When the first president of the Unites States, George Washington, first took office on March 4, 1789, he had the privilege of being the first most powerful man in the new United States.
George Washington was no exception and was one of the most important people in history because of his strong leadership, work towards freedom, and fulfilling duty to the United States of America.
Robert Dinwiddie, who was the governor of Virginia at the time, gave the young George Washing a letter to take to the French troops that were beginning to make forts in the Northern half of Virginia, near the Ohio River....
One of George Washington’s many quotes was this “ It is impossible to rightly govern a nation without God and the Bible.”(George Washington)(Brainy Quote) George Washington was born on February 22, 1732 in Wakefield, Virginia....
One of the most unique qualities of George Washington was the fact that he was very insightful when learning from his prior defeats in battle, and he had a strong will to never give up....
While the genius of George Washington was, as Edmund Morgan contends, in the use of power, I believe that this was just part of an even broader and deeper configuration which reveals him as our nation’s supreme example of the genius of leadership.
As in his previous two important positions, Washington was not only a supreme visionary leader, he was equally supreme while President in keeping the details of his administration, the big and little necessary current decisions, subservient to the larger issues and ideas at stake. The Jay Treaty and the Neutrality Act again illustrate this.

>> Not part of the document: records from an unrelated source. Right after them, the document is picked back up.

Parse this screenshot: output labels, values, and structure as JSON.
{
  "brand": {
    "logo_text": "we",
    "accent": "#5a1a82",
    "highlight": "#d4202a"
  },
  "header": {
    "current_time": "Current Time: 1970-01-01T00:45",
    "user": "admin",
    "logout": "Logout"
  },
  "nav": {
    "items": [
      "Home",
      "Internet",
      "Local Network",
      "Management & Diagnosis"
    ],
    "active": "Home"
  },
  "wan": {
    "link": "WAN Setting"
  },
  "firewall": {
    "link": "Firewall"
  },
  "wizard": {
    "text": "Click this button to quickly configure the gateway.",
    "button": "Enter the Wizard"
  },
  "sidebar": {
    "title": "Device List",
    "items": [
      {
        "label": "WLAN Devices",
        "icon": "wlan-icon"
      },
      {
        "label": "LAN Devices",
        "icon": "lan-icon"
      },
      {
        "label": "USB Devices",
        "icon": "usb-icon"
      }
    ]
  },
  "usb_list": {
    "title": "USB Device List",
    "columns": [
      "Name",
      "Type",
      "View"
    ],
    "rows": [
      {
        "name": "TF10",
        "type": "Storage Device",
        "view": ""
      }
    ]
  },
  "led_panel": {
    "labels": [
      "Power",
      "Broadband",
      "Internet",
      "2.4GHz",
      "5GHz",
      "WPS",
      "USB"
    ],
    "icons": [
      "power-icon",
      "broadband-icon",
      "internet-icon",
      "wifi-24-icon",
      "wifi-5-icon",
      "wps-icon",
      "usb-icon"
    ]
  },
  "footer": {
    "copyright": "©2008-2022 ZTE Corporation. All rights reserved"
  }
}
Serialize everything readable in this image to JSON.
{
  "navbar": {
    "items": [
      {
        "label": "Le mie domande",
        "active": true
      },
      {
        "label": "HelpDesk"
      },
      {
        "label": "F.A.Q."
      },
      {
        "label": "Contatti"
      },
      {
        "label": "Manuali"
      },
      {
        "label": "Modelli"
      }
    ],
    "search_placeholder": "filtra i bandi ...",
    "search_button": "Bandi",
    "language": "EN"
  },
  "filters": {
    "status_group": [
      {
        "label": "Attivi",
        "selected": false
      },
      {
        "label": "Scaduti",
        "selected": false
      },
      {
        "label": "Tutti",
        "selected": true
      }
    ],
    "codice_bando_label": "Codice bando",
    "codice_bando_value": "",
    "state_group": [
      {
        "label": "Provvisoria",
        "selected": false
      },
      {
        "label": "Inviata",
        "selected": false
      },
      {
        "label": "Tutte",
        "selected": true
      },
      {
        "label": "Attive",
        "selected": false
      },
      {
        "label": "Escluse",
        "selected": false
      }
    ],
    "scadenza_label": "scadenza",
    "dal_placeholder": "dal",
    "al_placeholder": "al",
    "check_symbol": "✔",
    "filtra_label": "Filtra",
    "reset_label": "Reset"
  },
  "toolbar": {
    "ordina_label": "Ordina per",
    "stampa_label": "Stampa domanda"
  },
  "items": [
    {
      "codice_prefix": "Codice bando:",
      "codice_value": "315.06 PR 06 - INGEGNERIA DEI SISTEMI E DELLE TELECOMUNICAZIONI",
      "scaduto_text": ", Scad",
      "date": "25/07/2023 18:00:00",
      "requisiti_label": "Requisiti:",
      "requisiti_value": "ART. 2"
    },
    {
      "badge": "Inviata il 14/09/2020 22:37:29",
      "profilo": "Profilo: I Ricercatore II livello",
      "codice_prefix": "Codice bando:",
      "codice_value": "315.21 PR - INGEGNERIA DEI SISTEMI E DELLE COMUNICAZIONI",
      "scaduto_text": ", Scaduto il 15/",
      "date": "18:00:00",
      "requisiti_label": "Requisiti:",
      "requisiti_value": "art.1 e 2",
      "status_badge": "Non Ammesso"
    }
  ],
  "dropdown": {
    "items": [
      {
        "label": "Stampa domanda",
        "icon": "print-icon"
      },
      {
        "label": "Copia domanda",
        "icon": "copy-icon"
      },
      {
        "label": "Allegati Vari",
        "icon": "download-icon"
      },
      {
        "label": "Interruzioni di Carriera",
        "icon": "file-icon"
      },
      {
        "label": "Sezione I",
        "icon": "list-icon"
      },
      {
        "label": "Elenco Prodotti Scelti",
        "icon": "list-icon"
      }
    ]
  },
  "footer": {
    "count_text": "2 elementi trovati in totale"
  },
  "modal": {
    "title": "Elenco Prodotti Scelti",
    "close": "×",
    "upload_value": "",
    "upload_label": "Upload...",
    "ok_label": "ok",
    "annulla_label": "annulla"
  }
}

Washington’s vision of a strong and independent “empire” required that the new nation be given time to grow, as he knew it would, and therefore, it must not become embroiled in any actions which would prevent this growth. Endless illustrations could be given of his balancing long range goals with short range actions in a coherent manner and are given in George Washington & American Constitutionalism and other books.
George Washington, hisaide-de-camp, John Francis Mercer, wrote:"He may be described as being as straight as an Indian, measuring six feet two inches inhis stockings and weighing 175 pounds when he took his seat in the House of Burgesses in1759.
Washington, within the sparse but basic stipulations of the Constitution, was responsible for the creation of a federal government. He did so and we live today with and by much of what he created. His skill as an organizational leader can be seen by his doing this as a strict constitutionalist and by his belief that Congress was primarily responsible for the creation of domestic policies and laws while the President was responsible for carrying out the policies and enforcing the laws. At the same time, Washington made clear that the development of foreign policy, including treaties, was the responsibility of the President. Washington carefully observed the role and authority of Congress while he also protected the role and authority of the President. We again see that he was a very sophisticated and skillful politician as well as being a well informed constitutionals. Yale history professor Edmund Morgan, in his little book, The Genius of George Washington, makes this very clear. He was, states Morgan, a genius in his understanding and use of power, including when to give up power as demonstrated in his
resignations as General and Commander in Chief and as President.
The first, of course, are the givens of life, that with which he was born. Most obvious were his physical characteristics – height, strength, energy and physical coordination. His brain or intelligence is also a given. Generally unmentioned as a given is temperament. Students of the Myers-Briggs Type Indicator suggest that George Washington would have tested as an ISTJ. I have attached as an appendix to these remarks a description of the characteristics of an ISTJ given by Otto Kroeger and Janet Thuesen in their book, Type Talk, page 215ff. Ray Choiniere and David Keirsey, using a somewhat different typology, Guardian Monitor, describe how Washington fits this pattern in their book, Presidential Temperaments. His driving ambition, love of detail, patience, determination, sense of responsibility and other conspicuous traits that made him the person that he was are related to the temperament with which he was born.
Evaluating him as the first President in terms of the visionary leader, it is clear that Washington had a very well developed and coherent vision with both long and short range goals. Some of these ideas were: the absolute necessity and even sacredness of the Union, faithful obedience to the Constitution, the development of a distinctly American national character, establishment of a government that would be trusted by the people, the role of the federal government in the furtherance of industry, commerce, education and what today we call the infrastructure, the need in a republic for public and private virtue, independence from all forms of foreign dominance and the maintenance of liberty. Some of these ideas and others were presented in the “Circular Letter” which he sent to all the governors in 1783 at the conclusion of the Revolution, in innumerable state papers, in personal and public letters and they were emphasized at the end of his presidency in what is known as the Farewell Address.
It was no surprise to anyone in the nation, including George Washington, that he was unanimously elected as the first President of the new nation and four years later that he was reelected to this preeminent position. Just as with his other calls to duty by the people, Washington was chosen not only on the basis of his character and leadership skills but also because the people knew and trusted his ideas and commitments. These ideas were spoken, written and lived out during the Revolution, many were already included in the Constitution and still others were well known.